Readers who detect a disturbing echo from the past in the next several paragraphs aren’t imagining things.
On February 23, a California-based company which owns a window manufacturing plant in Chicago announced that it would close the facility because of poor business conditions, specifically citing “ongoing economic challenges in construction and building products, collapse in demand for window products, difficulty in obtaining favorable lease terms, high leasing and utility costs and taxes, and a range of other factors.”
The very next day, the company, Serious Energy, Inc., went all Orwell:
Members of the press received incomplete and incorrect information that Serious Energy would be closing the facility immediately. The Chicago plant remains open at this time, and the parties are working together to find a new owner if possible and explore all other options. Both UE and Serious Energy apologize for any resulting confusion.
“UE” is United Electrical Workers Union Local 1110. Serious Energy made no mention of what drove the change which it said wasn’t a change but really was, namely that shortly after its original announcement, “about 65 people, mostly employees, locked themselves inside the 268,000-square-foot facility.” In other words, the union and its workers re-occupied the plant.
That’s right, they “re-occupied” it. The plant’s original occupation, in many respects the precursor of the lawless Occupy movement which “somehow” appeared in September of last year, came in December 2008. That’s when its then-owner, Republic Windows and Doors, having lost $10 million in the past two years, told employees that it would close the plant in three days. Workers “occupied the building,” and said they wouldn’t leave “without assurances they’ll receive severance and vacation pay.”
Bank of America, which had cut off the company’s credit line because of its deteriorating financial condition, was unfortunately but understandably intimidated by the assemblage of politicians, activists, and leftist rabble which had gravitated to what they thought might be the start of a movement. As a result, six days later, it made “an additional loan” (the bank’s words) of $1.35 million to make the problem go away. For some reason, J.P. Morgan Chase also “pledged” $400,000.
The Associated Press’s headline called this result “successful.” In reality, it may be the most costly $1.75 million shakedown ever conducted — if not for the workers, certainly for their nation.
Here’s a synopsis of the plant’s subsequent history:
- In mid-December 2008, Republic filed for bankruptcy.
- Serious Energy bought the plant in February 2009.
- In a March 2009 press release followed by an April visit, Vice President Joe Biden declared that the administration’s stimulus plan would “increase demand for its products.”
- The $5 billion “weatherization” element of the stimulus plan which was supposedly going to keep the plant and other window makers going was “initially delayed for seven months while the federal Department of Labor determined prevailing wage standards for the industry.” Since then, like Solyndra and so many of Team Obama’s other “green energy” efforts, it has been an epic fail, accurately characterized as a “a complete cesspool of waste” by the conservative fiscal watchdog group Citizens Against Government Waste.

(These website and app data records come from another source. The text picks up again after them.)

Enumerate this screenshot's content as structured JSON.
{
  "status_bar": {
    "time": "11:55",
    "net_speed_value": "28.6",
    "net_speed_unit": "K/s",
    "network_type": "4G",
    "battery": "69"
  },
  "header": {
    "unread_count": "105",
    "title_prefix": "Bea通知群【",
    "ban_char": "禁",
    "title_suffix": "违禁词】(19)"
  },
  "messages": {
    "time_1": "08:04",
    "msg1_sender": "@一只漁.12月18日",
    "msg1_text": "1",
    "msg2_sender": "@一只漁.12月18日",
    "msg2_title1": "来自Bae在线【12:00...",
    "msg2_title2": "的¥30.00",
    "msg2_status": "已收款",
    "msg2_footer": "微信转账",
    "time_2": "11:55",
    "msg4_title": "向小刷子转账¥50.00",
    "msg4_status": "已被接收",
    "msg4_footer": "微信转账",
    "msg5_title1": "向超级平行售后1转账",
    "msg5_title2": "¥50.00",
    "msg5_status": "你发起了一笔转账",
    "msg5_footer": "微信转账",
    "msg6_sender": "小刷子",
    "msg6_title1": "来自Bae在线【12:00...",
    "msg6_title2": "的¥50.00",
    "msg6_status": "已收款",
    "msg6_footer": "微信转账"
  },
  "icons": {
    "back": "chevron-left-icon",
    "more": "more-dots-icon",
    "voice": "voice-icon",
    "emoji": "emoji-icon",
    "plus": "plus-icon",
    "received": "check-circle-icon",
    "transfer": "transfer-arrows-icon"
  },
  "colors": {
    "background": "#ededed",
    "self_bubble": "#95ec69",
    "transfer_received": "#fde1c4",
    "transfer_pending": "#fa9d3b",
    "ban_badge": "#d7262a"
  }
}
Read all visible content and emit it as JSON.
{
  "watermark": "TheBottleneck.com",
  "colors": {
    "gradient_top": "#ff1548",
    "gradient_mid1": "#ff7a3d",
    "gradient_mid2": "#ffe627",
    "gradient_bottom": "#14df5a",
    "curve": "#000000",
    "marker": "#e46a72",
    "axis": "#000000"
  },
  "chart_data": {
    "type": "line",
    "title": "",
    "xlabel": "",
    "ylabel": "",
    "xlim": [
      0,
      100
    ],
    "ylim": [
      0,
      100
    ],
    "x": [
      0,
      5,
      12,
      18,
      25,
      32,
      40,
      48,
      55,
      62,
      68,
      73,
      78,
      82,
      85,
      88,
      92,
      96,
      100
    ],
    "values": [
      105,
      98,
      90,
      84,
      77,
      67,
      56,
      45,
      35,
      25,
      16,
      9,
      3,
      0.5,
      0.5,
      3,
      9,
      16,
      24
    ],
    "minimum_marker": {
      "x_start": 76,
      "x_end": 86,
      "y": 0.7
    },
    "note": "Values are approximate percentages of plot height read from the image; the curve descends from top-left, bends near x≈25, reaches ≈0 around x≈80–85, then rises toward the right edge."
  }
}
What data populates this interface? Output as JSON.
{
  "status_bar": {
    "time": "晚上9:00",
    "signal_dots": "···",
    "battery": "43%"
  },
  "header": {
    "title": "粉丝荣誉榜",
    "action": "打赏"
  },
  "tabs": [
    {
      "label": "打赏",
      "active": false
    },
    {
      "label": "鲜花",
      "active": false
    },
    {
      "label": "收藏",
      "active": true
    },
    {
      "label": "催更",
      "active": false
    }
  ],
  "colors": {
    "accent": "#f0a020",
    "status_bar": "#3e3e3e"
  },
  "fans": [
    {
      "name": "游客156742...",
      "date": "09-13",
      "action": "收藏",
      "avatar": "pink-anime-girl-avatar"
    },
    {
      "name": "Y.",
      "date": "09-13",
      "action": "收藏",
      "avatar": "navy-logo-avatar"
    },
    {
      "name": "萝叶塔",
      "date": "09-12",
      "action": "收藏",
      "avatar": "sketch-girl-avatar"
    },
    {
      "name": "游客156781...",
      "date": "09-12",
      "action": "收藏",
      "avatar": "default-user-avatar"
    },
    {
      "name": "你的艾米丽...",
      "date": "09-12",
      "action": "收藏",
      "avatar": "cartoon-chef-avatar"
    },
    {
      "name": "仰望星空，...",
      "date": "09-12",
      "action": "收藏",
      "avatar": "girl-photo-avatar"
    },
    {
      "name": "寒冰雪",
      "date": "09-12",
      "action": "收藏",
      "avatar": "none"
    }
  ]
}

- Despite the glowing promises, the union now says the company “never hired back more than 75″ of the plant’s workers.
- Serious hasn’t promised to keep the Chicago facility open, but has instead said it will spend 90 days from the date of its announcement trying to find a buyer — and presumably installing really strong locks on its doors and gates.
That’s not all. On February 22, the day before Serious’s original closing announcement, the Federal Trade Commission trumpeted consent agreements it had obtained from five window manufacturers relating to their claims that consumers could cut their home energy bills by 40% to 50% with replacement windows alone (it’s really more like 7% to 15%, according to Consumer Reports). One of the five? You guessed it. It seems quite likely that these companies’ exaggerated claims were used as a basis for estimating how much energy savings the government’s weatherization program would achieve. “Seriously,” you can’t make this stuff up.